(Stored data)
■ ■ ■ ■

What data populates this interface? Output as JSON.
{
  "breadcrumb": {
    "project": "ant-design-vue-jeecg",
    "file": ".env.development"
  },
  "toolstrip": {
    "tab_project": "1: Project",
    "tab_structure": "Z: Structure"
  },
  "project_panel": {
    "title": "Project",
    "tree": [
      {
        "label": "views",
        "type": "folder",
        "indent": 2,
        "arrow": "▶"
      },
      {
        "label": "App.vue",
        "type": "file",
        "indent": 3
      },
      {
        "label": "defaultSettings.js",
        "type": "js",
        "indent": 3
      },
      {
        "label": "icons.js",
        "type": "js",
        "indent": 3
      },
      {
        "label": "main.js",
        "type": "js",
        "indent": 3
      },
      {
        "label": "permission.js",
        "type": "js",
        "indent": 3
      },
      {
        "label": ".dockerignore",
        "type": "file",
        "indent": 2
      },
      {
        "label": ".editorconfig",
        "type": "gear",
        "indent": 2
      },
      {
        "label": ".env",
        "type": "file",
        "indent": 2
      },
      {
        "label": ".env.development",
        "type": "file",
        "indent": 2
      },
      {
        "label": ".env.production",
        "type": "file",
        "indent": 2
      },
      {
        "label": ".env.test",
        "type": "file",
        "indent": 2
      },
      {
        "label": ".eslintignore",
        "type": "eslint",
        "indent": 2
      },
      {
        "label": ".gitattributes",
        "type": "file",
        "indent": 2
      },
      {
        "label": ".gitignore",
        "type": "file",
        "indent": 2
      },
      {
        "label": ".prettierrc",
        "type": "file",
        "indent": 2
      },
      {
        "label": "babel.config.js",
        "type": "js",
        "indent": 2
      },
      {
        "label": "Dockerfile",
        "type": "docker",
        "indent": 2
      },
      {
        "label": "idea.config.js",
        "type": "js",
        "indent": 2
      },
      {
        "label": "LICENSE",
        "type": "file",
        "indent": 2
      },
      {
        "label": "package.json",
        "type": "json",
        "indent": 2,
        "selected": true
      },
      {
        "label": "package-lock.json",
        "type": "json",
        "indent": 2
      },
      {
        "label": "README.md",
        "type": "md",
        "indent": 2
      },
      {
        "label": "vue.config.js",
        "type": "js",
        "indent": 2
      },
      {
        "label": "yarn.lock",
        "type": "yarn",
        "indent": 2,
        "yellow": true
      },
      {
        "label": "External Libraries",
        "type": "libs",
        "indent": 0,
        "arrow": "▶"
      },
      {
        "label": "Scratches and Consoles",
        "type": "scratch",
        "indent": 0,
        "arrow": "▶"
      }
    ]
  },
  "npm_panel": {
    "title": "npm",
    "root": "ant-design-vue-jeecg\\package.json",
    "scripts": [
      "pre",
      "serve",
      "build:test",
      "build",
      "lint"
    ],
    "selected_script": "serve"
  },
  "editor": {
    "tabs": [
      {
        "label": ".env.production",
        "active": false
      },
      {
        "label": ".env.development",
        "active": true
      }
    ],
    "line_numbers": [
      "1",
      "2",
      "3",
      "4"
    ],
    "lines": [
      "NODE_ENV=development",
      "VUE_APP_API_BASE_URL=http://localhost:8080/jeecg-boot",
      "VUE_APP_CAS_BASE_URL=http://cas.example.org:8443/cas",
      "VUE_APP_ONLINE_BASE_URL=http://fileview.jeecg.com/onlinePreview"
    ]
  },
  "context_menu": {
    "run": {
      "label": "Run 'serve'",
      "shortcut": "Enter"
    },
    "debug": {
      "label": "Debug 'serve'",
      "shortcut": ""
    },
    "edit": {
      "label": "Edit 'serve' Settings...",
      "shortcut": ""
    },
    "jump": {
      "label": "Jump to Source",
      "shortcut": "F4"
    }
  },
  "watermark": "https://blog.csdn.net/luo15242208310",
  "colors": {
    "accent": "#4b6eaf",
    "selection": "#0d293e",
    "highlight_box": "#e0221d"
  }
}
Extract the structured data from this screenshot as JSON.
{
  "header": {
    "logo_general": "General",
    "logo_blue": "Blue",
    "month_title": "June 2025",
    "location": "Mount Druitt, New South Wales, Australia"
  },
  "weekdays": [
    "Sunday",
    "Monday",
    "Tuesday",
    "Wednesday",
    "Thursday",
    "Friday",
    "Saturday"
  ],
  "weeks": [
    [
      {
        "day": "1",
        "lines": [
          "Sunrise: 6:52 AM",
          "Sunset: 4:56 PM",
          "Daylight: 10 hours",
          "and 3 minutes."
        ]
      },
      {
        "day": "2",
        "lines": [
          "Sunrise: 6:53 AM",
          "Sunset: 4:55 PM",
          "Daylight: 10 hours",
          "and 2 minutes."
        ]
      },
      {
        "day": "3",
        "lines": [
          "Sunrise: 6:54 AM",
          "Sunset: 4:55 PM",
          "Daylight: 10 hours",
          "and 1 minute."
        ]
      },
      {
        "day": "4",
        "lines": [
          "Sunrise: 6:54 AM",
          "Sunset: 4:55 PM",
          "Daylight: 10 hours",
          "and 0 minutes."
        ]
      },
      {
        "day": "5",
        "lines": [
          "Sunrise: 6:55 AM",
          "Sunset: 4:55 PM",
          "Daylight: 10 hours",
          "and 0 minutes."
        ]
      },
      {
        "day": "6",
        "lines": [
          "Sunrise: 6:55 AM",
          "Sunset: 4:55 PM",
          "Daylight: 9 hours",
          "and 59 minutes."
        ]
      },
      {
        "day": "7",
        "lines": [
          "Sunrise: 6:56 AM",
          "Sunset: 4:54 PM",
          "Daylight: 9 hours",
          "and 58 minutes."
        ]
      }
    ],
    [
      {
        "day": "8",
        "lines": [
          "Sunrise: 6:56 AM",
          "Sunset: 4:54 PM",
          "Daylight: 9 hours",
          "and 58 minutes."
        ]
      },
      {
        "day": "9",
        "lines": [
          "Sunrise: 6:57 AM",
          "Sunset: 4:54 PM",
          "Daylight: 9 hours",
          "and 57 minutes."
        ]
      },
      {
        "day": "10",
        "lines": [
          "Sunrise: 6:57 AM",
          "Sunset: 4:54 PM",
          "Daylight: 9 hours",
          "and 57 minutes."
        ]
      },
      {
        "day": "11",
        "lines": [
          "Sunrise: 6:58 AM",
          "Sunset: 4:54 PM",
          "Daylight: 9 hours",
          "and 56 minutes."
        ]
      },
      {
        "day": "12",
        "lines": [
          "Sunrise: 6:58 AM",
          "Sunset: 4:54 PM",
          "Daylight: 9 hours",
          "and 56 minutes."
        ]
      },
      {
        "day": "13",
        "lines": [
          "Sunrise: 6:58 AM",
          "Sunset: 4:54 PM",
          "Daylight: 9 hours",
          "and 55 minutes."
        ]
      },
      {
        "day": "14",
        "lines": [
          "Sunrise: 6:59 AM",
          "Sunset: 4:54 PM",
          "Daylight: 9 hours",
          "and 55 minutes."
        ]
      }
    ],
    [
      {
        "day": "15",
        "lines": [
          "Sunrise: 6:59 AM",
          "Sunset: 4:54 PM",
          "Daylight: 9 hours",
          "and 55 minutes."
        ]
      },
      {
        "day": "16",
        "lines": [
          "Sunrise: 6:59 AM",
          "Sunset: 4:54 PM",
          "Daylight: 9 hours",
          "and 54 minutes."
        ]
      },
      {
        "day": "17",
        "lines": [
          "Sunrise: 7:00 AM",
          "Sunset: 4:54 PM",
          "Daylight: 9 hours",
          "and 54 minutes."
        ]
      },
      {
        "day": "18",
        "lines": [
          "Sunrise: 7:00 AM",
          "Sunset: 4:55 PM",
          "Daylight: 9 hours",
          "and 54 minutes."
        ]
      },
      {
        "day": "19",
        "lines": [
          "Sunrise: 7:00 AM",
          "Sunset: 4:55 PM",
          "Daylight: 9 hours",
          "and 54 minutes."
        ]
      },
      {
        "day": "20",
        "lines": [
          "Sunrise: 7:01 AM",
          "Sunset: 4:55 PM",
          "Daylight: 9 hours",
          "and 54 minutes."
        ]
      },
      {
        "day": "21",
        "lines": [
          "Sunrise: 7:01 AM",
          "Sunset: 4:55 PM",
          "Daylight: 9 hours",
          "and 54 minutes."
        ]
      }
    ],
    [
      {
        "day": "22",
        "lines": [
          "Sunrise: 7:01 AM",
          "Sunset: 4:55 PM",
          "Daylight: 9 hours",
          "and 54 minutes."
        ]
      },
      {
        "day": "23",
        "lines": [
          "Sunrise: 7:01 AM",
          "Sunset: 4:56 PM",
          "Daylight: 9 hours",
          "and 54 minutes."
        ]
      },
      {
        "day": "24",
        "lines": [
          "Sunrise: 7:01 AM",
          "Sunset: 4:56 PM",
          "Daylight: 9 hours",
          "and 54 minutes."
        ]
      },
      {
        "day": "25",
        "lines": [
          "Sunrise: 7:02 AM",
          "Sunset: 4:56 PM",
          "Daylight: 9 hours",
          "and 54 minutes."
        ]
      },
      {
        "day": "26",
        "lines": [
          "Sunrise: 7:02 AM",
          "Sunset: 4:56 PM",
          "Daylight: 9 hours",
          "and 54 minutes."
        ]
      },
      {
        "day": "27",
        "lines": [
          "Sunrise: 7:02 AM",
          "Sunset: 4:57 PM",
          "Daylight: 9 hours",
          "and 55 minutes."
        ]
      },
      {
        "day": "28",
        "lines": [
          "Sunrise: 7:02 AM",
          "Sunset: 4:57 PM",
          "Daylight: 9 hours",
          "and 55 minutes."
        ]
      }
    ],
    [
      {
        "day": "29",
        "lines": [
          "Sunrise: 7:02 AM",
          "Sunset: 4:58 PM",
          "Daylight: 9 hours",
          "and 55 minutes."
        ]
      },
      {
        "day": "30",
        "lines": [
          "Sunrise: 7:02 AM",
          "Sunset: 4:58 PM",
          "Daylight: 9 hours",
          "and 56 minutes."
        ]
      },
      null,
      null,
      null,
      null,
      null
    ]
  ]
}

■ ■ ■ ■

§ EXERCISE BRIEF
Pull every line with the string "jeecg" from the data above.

§ SOLUTION FOR THIS PROBLEM
    "project": "ant-design-vue-jeecg",
    "root": "ant-design-vue-jeecg\\package.json",
      "VUE_APP_API_BASE_URL=http://localhost:8080/jeecg-boot",
      "VUE_APP_ONLINE_BASE_URL=http://fileview.jeecg.com/onlinePreview"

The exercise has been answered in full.